Did you know that the Marlboro Man died of lung cancer? To be more precise, two men who portrayed the iconic character succumbed to lung cancer while another three died from diseases related to cigarette smoking. As sad and ironic as their plights were, it just goes to show that smoking cigarettes is harmful to your health. It says right there on the packaging.
This November, the world observes Lung Cancer Awareness Month 2023 with the theme being Education, Empowerment, and Eradication. Established in 1995 by the Lung Cancer Alliance, its prime objective is to educate people about lung cancer, including its impact, risk factors, symptoms, prevention, and treatment options. It also aims to teach people how to detect the signs and symptoms so they can seek prompt medical attention.
Furthermore, Lung Cancer Awareness Month promotes lifestyle changes and behaviors that can help reduce the risk of lung cancer. The month-long event offers support to those affected by the disease and also advocates for increased research funding and better healthcare access. You can help raise awareness through social media by using the hashtags:
Here are some specific things you need to know about lung cancer:
The Centers for Disease Control and Prevention (CDC) lists the following ways to help lower your risk of having lung cancer:
Study shows that 80% to 90% of lung cancer deaths in the United States are caused by cigarette smoking. Simply put, if you don’t smoke, you lessen the risk of getting lung cancer.
Avoid secondhand smoke
Even if you don’t smoke, you can still develop lung cancer through exposure to secondhand smoke or passive smoke. Non-smokers can inhale the harmful substances in the smoke causing damage to their lung cells, which may lead to the development of cancerous cells. Make sure your home and vehicles are smoke-free. Also, avoid public places where other people are smoking.
Radon is a naturally occurring radioactive gas that can enter homes through the ground and accumulate indoors. It doesn't cause lung cancer directly but its radioactive decay products can damage lung tissue when inhaled. This increases the possibility of developing lung cancer over time. Improve the ventilation in your home and seal all cracks and other openings to keep radon out.

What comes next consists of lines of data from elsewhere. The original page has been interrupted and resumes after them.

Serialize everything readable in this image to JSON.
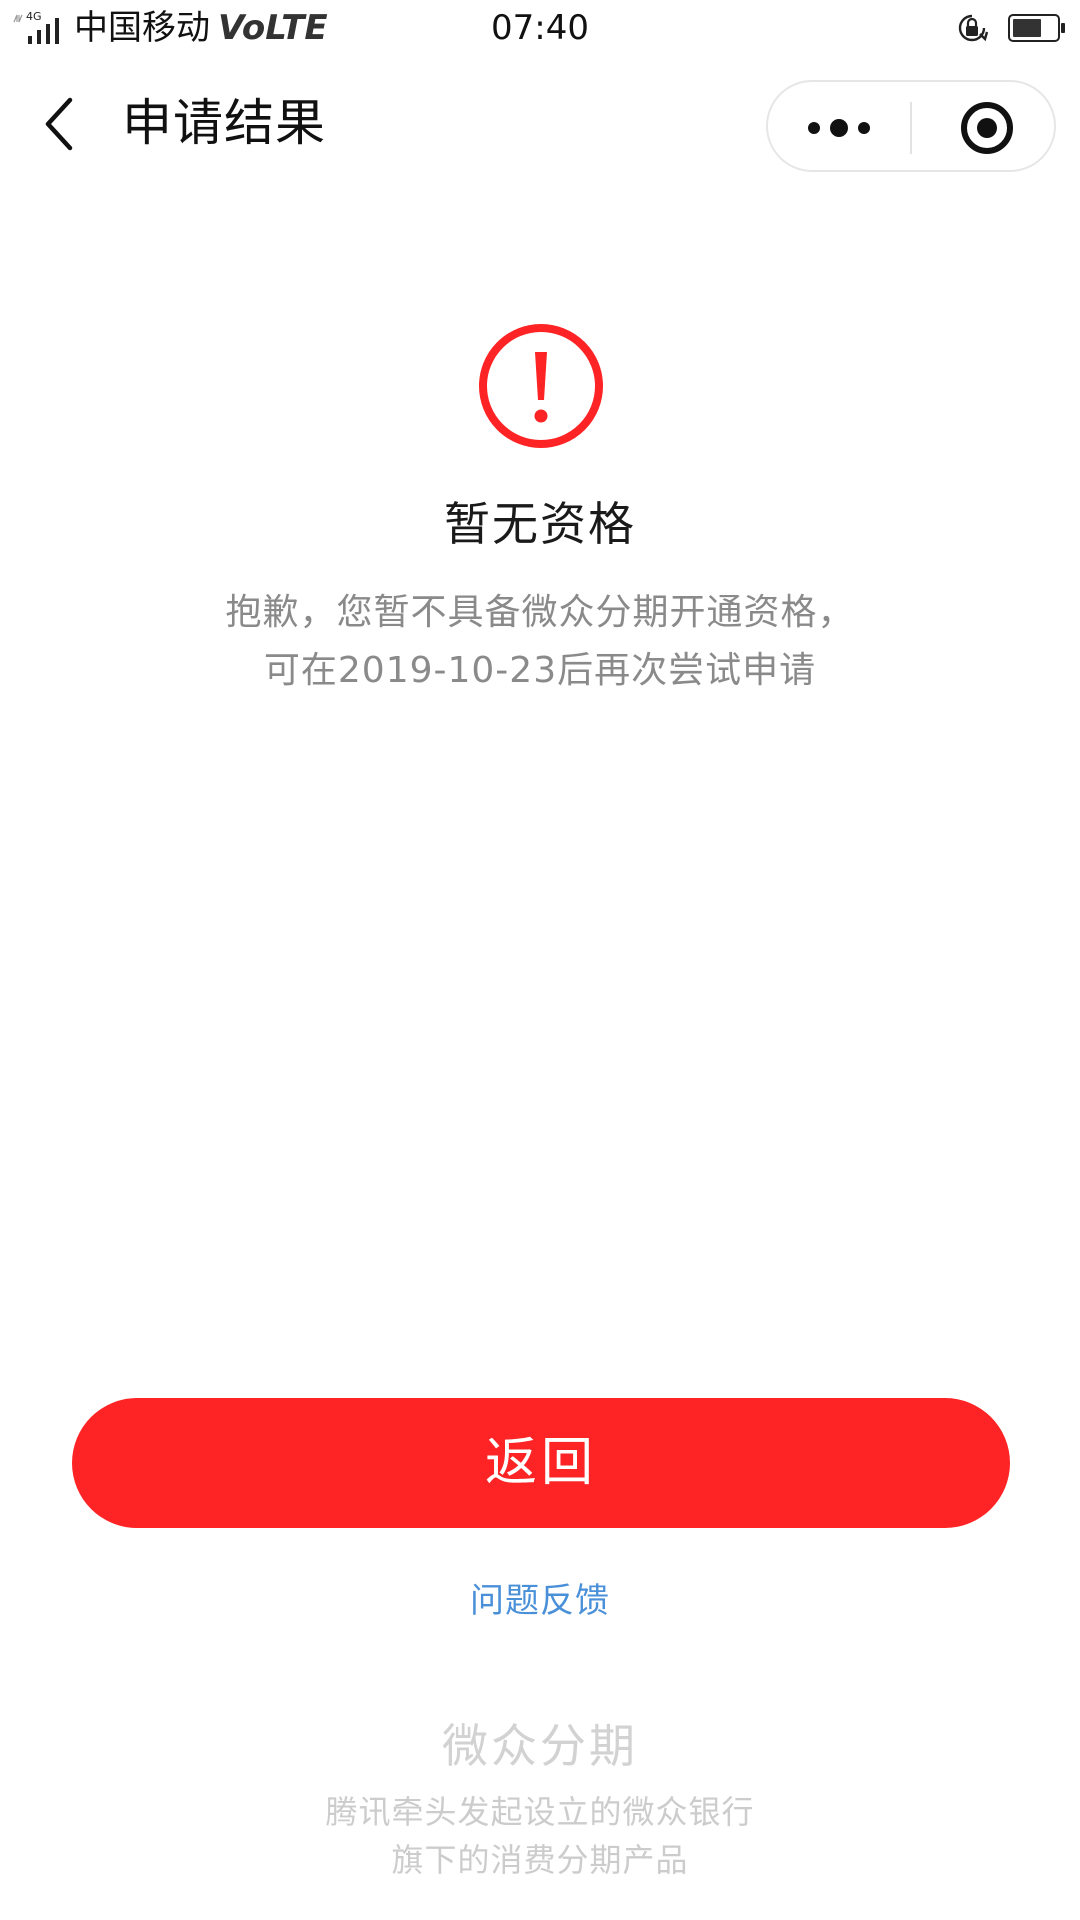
{
  "status_bar": {
    "network": "4G",
    "carrier": "中国移动",
    "volte": "VoLTE",
    "time": "07:40"
  },
  "nav": {
    "title": "申请结果"
  },
  "result": {
    "icon": "exclamation-circle-icon",
    "title": "暂无资格",
    "description": "抱歉，您暂不具备微众分期开通资格，可在2019-10-23后再次尝试申请"
  },
  "actions": {
    "return_label": "返回",
    "feedback_label": "问题反馈"
  },
  "footer": {
    "brand": "微众分期",
    "description_line1": "腾讯牵头发起设立的微众银行",
    "description_line2": "旗下的消费分期产品"
  },
  "colors": {
    "accent_red": "#fe2324",
    "link_blue": "#4a90d9",
    "muted_text": "#8a8a8a"
  }
}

Most of you already know that carcinogens can cause cancer. What some may not know is that these substances are not only found in tobacco smoke. Industrial chemicals like asbestos, benzene, and formaldehyde are known carcinogens. The same goes for air, water, and soil pollution like vehicle exhaust.
Exposure to ionizing radiation like X-rays and ultraviolet radiation from the sun and tanning beds can also be carcinogenic. Eating processed meats and foods cooked at high temperatures as well as drinking alcohol excessively can also increase the risk of cancer.
It’s important to know the signs and symptoms of lung cancer in order to detect and treat it early. Some things to watch out for include:
- Persistent or chronic cough that worsens over time.
- Pain or discomfort in the chest, shoulder, or back that’s often felt with deep breathing or coughing.
- Shortness of breath which may indicate blockage or inflammation in the airways.
- Wheezing or a whistling sound when breathing due to blocked airways.
- Coughing up blood or the presence of blood in the sputum or phlegm.
- A persistent change in voice or hoarseness that doesn't improve.
- Feeling fatigued all the time.
- Significant and unexplained weight loss.
- Frequent respiratory infections, such as bronchitis or pneumonia.
- Difficulty swallowing may indicate issues with the esophagus.
- Swollen lymph nodes between the lungs.
Aside from watching out for the signs and symptoms, you should also regularly visit your doctor for a checkup. Even if you don't show any of the symptoms, you can go through a screening test for lung cancer. This is especially necessary if you’re at a high risk.
According to the U.S. Preventive Services Task Force (USPSTF), these are the people who need to undergo lung cancer screening:
- Those who have smoked an equivalent of 1 pack of cigarettes each day for 20 years or so
- Current smokers
- Former smokers who have quit within the past 15 years
- People aged 50 to 80 years old
As Lung Cancer Awareness Month 2023 comes to a close, let us carry the torch of awareness and advocacy forward into the future. Let us continue to educate everyone about lung cancer and the dangers of smoking, pollution, and other risk factors, and let us show support to those affected by lung cancer all year round.